▸ **Task**
Quote all of the data that follows exactly as written, skipping the images.

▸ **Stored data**
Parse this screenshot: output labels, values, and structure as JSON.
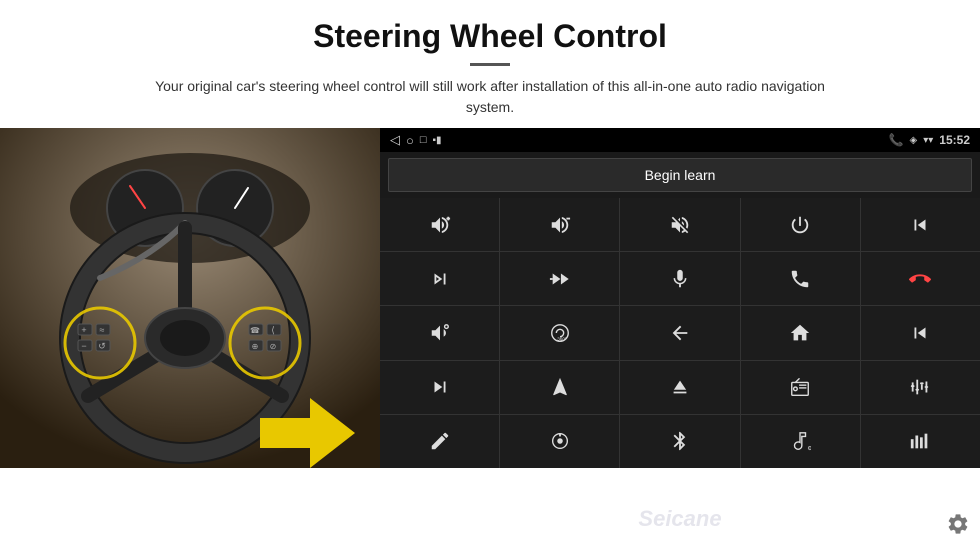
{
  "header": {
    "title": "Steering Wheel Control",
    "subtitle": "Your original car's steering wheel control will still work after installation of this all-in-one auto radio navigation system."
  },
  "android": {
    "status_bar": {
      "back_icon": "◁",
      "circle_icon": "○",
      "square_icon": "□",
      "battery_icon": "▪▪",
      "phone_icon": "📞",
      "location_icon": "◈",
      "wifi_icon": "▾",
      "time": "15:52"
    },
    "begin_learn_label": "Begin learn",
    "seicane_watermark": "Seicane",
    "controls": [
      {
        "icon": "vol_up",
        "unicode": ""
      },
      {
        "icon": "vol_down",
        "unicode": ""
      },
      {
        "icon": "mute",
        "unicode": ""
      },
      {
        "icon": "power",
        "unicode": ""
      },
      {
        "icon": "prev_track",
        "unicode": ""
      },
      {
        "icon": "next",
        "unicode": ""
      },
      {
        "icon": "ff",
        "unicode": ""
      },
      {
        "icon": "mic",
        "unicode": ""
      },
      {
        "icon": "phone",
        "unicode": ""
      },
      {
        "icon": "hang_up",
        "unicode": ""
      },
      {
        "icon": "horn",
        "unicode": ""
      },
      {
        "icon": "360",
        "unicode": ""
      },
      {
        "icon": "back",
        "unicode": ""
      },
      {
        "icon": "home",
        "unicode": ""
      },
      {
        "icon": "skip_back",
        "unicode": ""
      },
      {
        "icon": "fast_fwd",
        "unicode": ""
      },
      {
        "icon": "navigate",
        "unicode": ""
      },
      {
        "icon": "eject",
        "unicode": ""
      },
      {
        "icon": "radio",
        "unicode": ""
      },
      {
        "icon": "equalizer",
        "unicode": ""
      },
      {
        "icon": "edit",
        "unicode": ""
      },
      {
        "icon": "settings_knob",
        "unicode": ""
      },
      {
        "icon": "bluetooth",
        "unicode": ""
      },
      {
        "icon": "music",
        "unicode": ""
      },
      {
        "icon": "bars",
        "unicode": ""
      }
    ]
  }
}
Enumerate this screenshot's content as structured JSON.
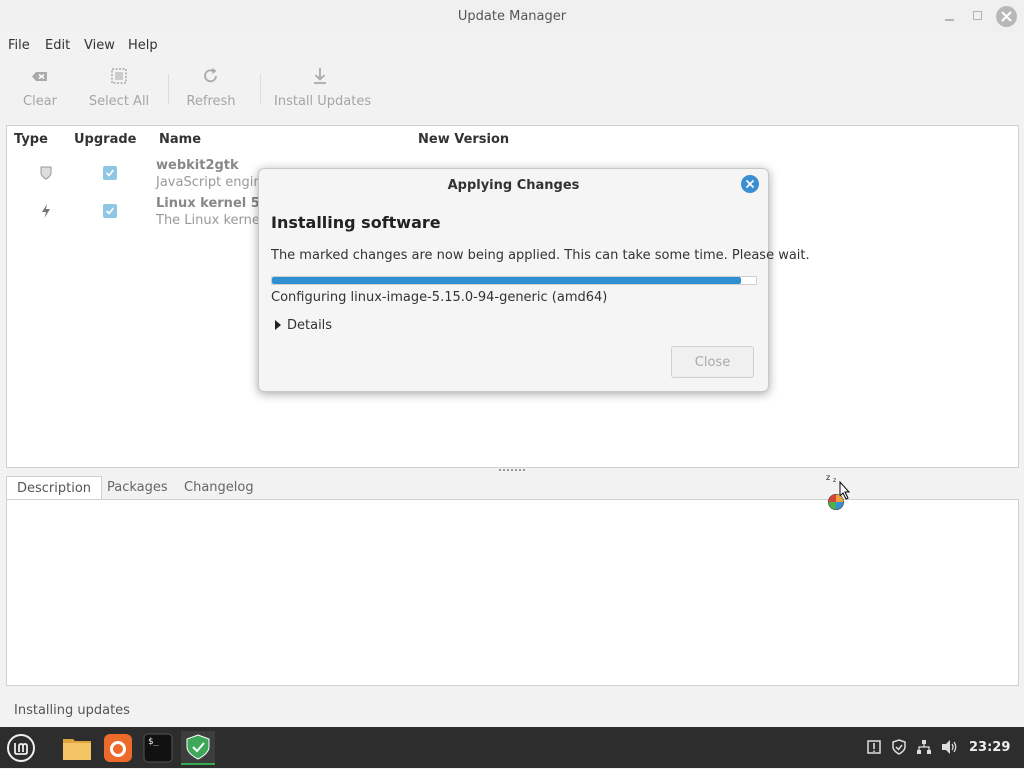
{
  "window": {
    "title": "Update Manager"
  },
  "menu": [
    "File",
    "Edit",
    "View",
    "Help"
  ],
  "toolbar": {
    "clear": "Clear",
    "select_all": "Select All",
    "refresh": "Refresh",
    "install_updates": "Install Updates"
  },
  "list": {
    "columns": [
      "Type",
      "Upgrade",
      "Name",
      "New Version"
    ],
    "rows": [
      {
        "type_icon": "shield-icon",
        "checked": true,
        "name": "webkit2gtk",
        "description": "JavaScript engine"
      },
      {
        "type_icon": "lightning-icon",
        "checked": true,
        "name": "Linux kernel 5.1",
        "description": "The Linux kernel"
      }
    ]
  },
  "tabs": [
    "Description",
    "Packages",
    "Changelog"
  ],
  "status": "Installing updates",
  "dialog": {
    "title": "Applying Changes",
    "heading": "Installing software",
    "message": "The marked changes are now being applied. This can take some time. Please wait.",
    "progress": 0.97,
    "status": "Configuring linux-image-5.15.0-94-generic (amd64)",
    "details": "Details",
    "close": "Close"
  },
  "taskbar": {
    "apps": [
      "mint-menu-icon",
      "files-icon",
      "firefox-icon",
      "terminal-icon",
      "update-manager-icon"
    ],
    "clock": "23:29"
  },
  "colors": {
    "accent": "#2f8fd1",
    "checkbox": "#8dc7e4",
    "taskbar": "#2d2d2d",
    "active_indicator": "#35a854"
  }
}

▸ **Solution for this exercise**
Parse this screenshot: output labels, values, and structure as JSON.
{
  "header": {
    "title": "Steering Wheel Control",
    "subtitle": "Your original car's steering wheel control will still work after installation of this all-in-one auto radio navigation system."
  },
  "android": {
    "status_bar": {
      "back_icon": "◁",
      "circle_icon": "○",
      "square_icon": "□",
      "battery_icon": "▪▪",
      "phone_icon": "📞",
      "location_icon": "◈",
      "wifi_icon": "▾",
      "time": "15:52"
    },
    "begin_learn_label": "Begin learn",
    "seicane_watermark": "Seicane",
    "controls": [
      {
        "icon": "vol_up",
        "unicode": ""
      },
      {
        "icon": "vol_down",
        "unicode": ""
      },
      {
        "icon": "mute",
        "unicode": ""
      },
      {
        "icon": "power",
        "unicode": ""
      },
      {
        "icon": "prev_track",
        "unicode": ""
      },
      {
        "icon": "next",
        "unicode": ""
      },
      {
        "icon": "ff",
        "unicode": ""
      },
      {
        "icon": "mic",
        "unicode": ""
      },
      {
        "icon": "phone",
        "unicode": ""
      },
      {
        "icon": "hang_up",
        "unicode": ""
      },
      {
        "icon": "horn",
        "unicode": ""
      },
      {
        "icon": "360",
        "unicode": ""
      },
      {
        "icon": "back",
        "unicode": ""
      },
      {
        "icon": "home",
        "unicode": ""
      },
      {
        "icon": "skip_back",
        "unicode": ""
      },
      {
        "icon": "fast_fwd",
        "unicode": ""
      },
      {
        "icon": "navigate",
        "unicode": ""
      },
      {
        "icon": "eject",
        "unicode": ""
      },
      {
        "icon": "radio",
        "unicode": ""
      },
      {
        "icon": "equalizer",
        "unicode": ""
      },
      {
        "icon": "edit",
        "unicode": ""
      },
      {
        "icon": "settings_knob",
        "unicode": ""
      },
      {
        "icon": "bluetooth",
        "unicode": ""
      },
      {
        "icon": "music",
        "unicode": ""
      },
      {
        "icon": "bars",
        "unicode": ""
      }
    ]
  }
}
Enumerate this screenshot's content as structured JSON.
{
  "window": {
    "title": "Update Manager"
  },
  "menu": [
    "File",
    "Edit",
    "View",
    "Help"
  ],
  "toolbar": {
    "clear": "Clear",
    "select_all": "Select All",
    "refresh": "Refresh",
    "install_updates": "Install Updates"
  },
  "list": {
    "columns": [
      "Type",
      "Upgrade",
      "Name",
      "New Version"
    ],
    "rows": [
      {
        "type_icon": "shield-icon",
        "checked": true,
        "name": "webkit2gtk",
        "description": "JavaScript engine"
      },
      {
        "type_icon": "lightning-icon",
        "checked": true,
        "name": "Linux kernel 5.1",
        "description": "The Linux kernel"
      }
    ]
  },
  "tabs": [
    "Description",
    "Packages",
    "Changelog"
  ],
  "status": "Installing updates",
  "dialog": {
    "title": "Applying Changes",
    "heading": "Installing software",
    "message": "The marked changes are now being applied. This can take some time. Please wait.",
    "progress": 0.97,
    "status": "Configuring linux-image-5.15.0-94-generic (amd64)",
    "details": "Details",
    "close": "Close"
  },
  "taskbar": {
    "apps": [
      "mint-menu-icon",
      "files-icon",
      "firefox-icon",
      "terminal-icon",
      "update-manager-icon"
    ],
    "clock": "23:29"
  },
  "colors": {
    "accent": "#2f8fd1",
    "checkbox": "#8dc7e4",
    "taskbar": "#2d2d2d",
    "active_indicator": "#35a854"
  }
}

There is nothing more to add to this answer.